Peter Nichols cut a daunting figure. Tall, bespectacled and physically awkward, he was a formidable presence in the rehearsal room: guffawing, sighing audibly, scratching his head, and ensuring (not entirely accidentally) that we all knew what he was thinking.
I worked on two of Peter’s plays. The first was a rarity, Born in the Gardens, which I revived at Theatre Royal Bath as part of the Peter Hall Season. I had a stunning cast – Stephanie Cole, Simon Shepherd, Miranda Foster and Allan Corduner – and the revival hit a sweet spot.
Peter disapproved of the way I staged the telephone calls but he was, I think, pleased. On the opening night I received a very kind card thanking me for believing in his “old play”.
But it was directing his masterpiece A Day in the Death of Joe Egg in 2013 for Liverpool Playhouse and the Rose in Kingston that really brought me close to Peter, and his rebarbative, fiercely honest and utterly heartbreaking writing.
I too have a profoundly disabled child and I remember visiting him and his brilliant wife, Thelma, and comparing notes. Their daughter died aged 11 and their experience was very different to mine, but I quickly saw just how much had changed in the intervening years in attitude and practice. It was touching and important that we had this experience in common.
There was nothing cosy about Peter.
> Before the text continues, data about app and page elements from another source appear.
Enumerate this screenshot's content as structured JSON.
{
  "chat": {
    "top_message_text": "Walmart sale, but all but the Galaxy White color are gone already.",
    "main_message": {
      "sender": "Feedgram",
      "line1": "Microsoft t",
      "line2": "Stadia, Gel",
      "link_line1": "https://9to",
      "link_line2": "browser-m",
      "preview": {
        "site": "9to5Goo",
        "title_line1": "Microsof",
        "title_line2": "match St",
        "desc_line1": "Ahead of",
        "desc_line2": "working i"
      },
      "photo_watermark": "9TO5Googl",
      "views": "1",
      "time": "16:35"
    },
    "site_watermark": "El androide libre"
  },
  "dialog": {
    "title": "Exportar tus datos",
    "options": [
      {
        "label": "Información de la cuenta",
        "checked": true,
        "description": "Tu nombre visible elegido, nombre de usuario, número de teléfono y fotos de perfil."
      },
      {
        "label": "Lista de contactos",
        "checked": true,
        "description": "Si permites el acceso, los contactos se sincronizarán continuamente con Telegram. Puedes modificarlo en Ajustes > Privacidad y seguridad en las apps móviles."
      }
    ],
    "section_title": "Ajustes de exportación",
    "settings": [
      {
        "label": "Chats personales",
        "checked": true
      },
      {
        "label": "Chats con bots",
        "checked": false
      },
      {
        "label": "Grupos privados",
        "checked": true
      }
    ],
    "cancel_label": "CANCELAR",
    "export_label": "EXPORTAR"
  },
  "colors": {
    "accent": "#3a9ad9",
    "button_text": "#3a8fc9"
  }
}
He had none of the ‘darling, you were marvellous’ guff we’re all so used to
In rehearsals, Peter watched the play as if he were seeing it for the first time, laughing loudly at the jokes he’d written a good 50 years previously. Once again I had a wonderful cast and he was especially complimentary about Ralf Little and Rebecca Johnson, who he felt caught something about the central couple that he’d not seen before.
There were aspects of the production he didn’t like, and he made his reservations clear. Though I didn’t heed every note, I listened to him as carefully as I could: after all, he’d had a West End and Broadway hit with Albert Finney as Bri when I was a boy. Respect had to be paid.
The fact is there was nothing cosy about Peter Nichols. He had none of the ‘darling, you were marvellous’ guff that we’re all so used to. He listened to jazz and had a pool table in his front room. He’d had endless rows with producers, actors and directors, and, by the time I knew him, was aggrieved that his later plays were not being staged.
But this was a man of real theatrical insight with a lifetime’s experience, not just as a playwright but as a director, raconteur, comedian, soldier, journalist, novelist, teacher, actor, diarist and screenwriter.
He was frequently provocative, sometimes careless and always bad at hiding his opinions. But he was also a searingly powerful, brilliantly theatrical and heartbreaking dramatist whose best plays are among the finest of our time.
Bravo, Peter, you will be much missed.
Stephen Unwin is a theatre and opera director, writer and teacher